## Work required
Please output the entries below from the line that contains "Decode this image" through the final line, reproduced exactly and alone.

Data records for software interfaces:
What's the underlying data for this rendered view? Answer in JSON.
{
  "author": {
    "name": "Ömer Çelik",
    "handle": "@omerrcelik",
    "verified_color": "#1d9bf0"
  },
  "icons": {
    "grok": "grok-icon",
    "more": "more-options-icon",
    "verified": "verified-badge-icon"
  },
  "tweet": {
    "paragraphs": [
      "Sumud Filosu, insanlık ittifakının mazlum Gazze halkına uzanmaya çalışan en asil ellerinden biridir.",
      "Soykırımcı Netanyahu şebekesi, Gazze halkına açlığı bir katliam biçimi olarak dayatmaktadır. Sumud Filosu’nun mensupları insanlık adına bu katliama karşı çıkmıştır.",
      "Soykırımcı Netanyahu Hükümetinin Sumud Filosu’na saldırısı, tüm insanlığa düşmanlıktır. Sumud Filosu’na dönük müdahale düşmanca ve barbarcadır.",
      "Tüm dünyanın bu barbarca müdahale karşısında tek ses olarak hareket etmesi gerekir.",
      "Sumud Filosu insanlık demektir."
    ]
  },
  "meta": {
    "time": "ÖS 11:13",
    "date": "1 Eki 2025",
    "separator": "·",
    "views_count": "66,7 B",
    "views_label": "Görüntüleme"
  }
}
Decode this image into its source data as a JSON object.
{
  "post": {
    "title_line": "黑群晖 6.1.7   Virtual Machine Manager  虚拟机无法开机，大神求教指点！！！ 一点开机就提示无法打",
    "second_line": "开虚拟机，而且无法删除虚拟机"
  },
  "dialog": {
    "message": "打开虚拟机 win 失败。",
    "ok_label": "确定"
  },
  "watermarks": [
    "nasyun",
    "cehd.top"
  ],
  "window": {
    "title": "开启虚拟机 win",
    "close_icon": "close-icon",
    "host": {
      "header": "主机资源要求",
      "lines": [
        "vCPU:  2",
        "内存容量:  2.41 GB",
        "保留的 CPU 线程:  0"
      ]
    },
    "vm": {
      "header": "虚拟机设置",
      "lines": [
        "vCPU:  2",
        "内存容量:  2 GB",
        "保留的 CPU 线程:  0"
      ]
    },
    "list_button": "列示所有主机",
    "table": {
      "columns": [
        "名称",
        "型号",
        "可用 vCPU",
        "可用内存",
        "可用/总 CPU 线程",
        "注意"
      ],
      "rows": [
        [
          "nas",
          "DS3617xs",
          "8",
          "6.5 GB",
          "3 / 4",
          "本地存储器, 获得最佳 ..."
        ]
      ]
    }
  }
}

## Exercise response
Decode this image into its source data as a JSON object.
{
  "post": {
    "title_line": "黑群晖 6.1.7   Virtual Machine Manager  虚拟机无法开机，大神求教指点！！！ 一点开机就提示无法打",
    "second_line": "开虚拟机，而且无法删除虚拟机"
  },
  "dialog": {
    "message": "打开虚拟机 win 失败。",
    "ok_label": "确定"
  },
  "watermarks": [
    "nasyun",
    "cehd.top"
  ],
  "window": {
    "title": "开启虚拟机 win",
    "close_icon": "close-icon",
    "host": {
      "header": "主机资源要求",
      "lines": [
        "vCPU:  2",
        "内存容量:  2.41 GB",
        "保留的 CPU 线程:  0"
      ]
    },
    "vm": {
      "header": "虚拟机设置",
      "lines": [
        "vCPU:  2",
        "内存容量:  2 GB",
        "保留的 CPU 线程:  0"
      ]
    },
    "list_button": "列示所有主机",
    "table": {
      "columns": [
        "名称",
        "型号",
        "可用 vCPU",
        "可用内存",
        "可用/总 CPU 线程",
        "注意"
      ],
      "rows": [
        [
          "nas",
          "DS3617xs",
          "8",
          "6.5 GB",
          "3 / 4",
          "本地存储器, 获得最佳 ..."
        ]
      ]
    }
  }
}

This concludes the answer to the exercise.